When should you get a hearing test if you have a family history of hearing loss?
Posted on Feb 20, 2015
Genetics may play a role in your risk of developing age related hearing loss, according to several studies.
According to a study called Genetic Variation Linked to Age-Related Hearing Loss1 published on the website for the US National Institute on Aging, there is a link between a specific gene and hearing loss. This gene, glutamate metabotropic receptor 7 (GRM7), has been found in older people with hearing loss.
In fact, this gene has been strongly associated with both speech reception thresholds (SRTs) and pure-tone thresholds (PTs). SRTs measure the softest level at which you can begin to understand 50% of spoken words while PTs measure the softest level at which you can detect simple sounds at particular frequencies.
This finding indicates there is a genetic association, so if you have hearing loss in your family you may want to get yourself tested, particularly if you or a loved one have noticed any signs of hearing loss.
What are the signs of hearing loss?
– You may feel others are mumbling, particularly if there is any background noise.
– Others might complain that you have the TV or radio turned up too loud.

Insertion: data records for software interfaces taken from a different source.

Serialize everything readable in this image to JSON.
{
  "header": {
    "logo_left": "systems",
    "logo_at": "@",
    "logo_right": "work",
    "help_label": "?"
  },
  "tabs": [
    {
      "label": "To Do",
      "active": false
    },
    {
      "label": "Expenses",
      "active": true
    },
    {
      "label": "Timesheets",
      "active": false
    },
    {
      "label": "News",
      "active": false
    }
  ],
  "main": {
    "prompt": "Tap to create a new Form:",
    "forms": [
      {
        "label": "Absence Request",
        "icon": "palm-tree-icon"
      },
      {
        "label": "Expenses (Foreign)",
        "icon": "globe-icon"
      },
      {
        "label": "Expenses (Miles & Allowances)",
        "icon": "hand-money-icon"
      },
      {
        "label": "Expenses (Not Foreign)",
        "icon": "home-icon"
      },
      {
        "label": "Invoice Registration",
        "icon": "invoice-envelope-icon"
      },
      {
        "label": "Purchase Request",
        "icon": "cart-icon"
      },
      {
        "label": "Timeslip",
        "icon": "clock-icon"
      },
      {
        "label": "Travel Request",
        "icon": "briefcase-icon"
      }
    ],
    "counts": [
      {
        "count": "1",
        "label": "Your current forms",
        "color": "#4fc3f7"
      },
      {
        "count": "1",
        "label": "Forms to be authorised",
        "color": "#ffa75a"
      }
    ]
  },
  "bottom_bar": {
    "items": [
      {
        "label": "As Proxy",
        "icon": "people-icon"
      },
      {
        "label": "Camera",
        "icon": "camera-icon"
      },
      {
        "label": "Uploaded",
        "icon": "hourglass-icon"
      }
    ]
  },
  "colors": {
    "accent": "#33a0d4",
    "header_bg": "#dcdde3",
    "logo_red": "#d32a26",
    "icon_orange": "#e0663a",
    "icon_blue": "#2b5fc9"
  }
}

– You may often require people to repeat themselves so you can understand what they are saying. Sometimes you may even misunderstand what others are saying to you and respond inappropriately.
– Some people also have a ringing in their ears. This is known as tinnitus and can also take the form of hissing, roaring or buzzing noises.
Often loved ones notice the signs of hearing loss first, but if you suspect you have this issue, it is recommended you have your hearing tested.
Often loved ones notice the signs of hearing loss first, but if you suspect you have this issue, it is recommended you have your hearing tested, simply click here or call 1800 340 631 to make a FREE check-up with your local Hearing Life hearing clinic.
1. Newman DL, et al. GRM7 variants associated with age-related hearing loss based on auditory perception, Hearing Research (2012)